An investigation of the progress of local authorities in Greece with the integration of sustainable development principles

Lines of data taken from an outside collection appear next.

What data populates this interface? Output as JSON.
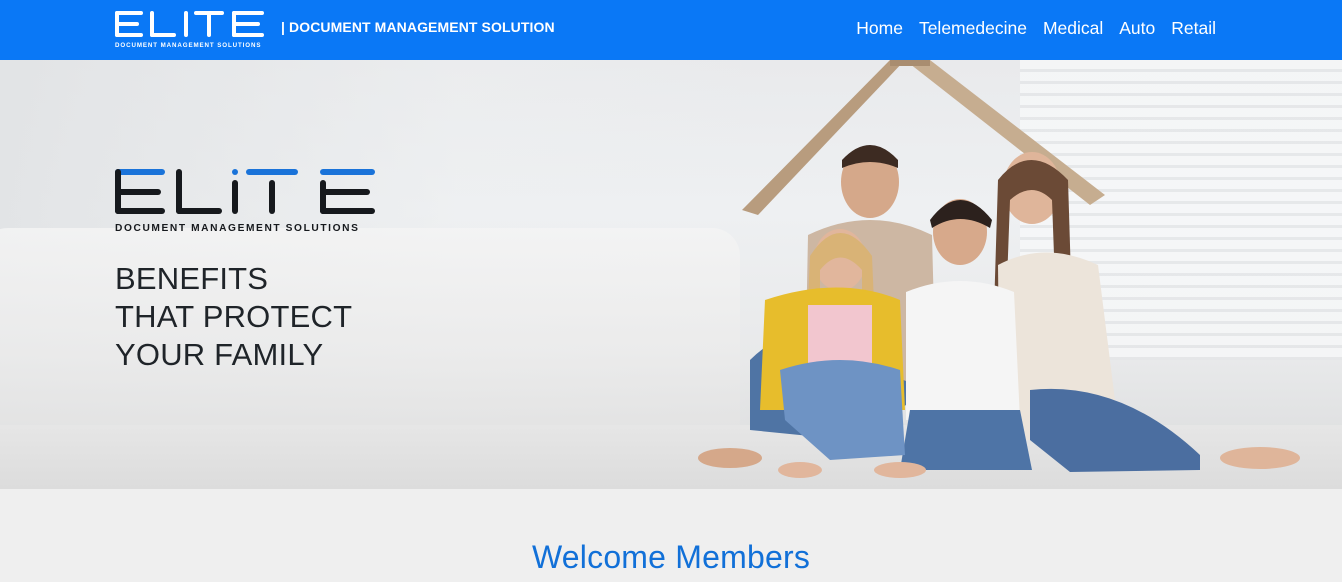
{
  "navbar": {
    "logo_word": "ELITE",
    "logo_subtext": "DOCUMENT MANAGEMENT SOLUTIONS",
    "tagline": "| DOCUMENT MANAGEMENT SOLUTION",
    "links": [
      "Home",
      "Telemedecine",
      "Medical",
      "Auto",
      "Retail"
    ],
    "background_color": "#0a78f6"
  },
  "hero": {
    "logo_word": "ELITE",
    "logo_subtext": "DOCUMENT MANAGEMENT SOLUTIONS",
    "headline_lines": [
      "BENEFITS",
      "THAT PROTECT",
      "YOUR FAMILY"
    ],
    "image_alt_icon": "family-under-cardboard-roof-photo"
  },
  "welcome": {
    "title": "Welcome Members",
    "title_color": "#1170d8"
  },
  "colors": {
    "brand_blue": "#0a78f6",
    "logo_blue": "#1a73d9",
    "logo_dark": "#16191d",
    "text_dark": "#1f2429"
  }
}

Sustainability provides the context within which local planning policies are now being prepared. In particular Agenda 21, as the means of giving real substance to sustainable development, suggested that there was a need to focus the process at a local level. This thesis attempts to explore and analyse the institutional (Greek State) response to local sustainable development and to investigate the progress of local authorities in Greece with the integration of sustainable development principles. Two contrasted case studies, one urban local authority and one coastal semi-rural local authority, were used to demonstrate the variety in the status of local sustainable development in Greece, whereas an example from the English practice offered a different approach to local planning enabling a better analysis of the Greek situation. The research design adopted for the case studies was primarily qualitative in approach and mainly used semi-structured interviews, document analysis and observation. The results from the research suggest that in Greece the authorities were lacking certain fundamental elements concerning the integration of sustainable development, although in some of them progress was apparent. In Greece the concept of sustainability is still new in local planning practice and the administration has not fully integrated it in its rules and procedures. This thesis does not undertake to fill that gap but to address some of the possible reasons for these failures and thus stimulate a debate around a range of possible solutions, setting an agenda for ongoing dialogue.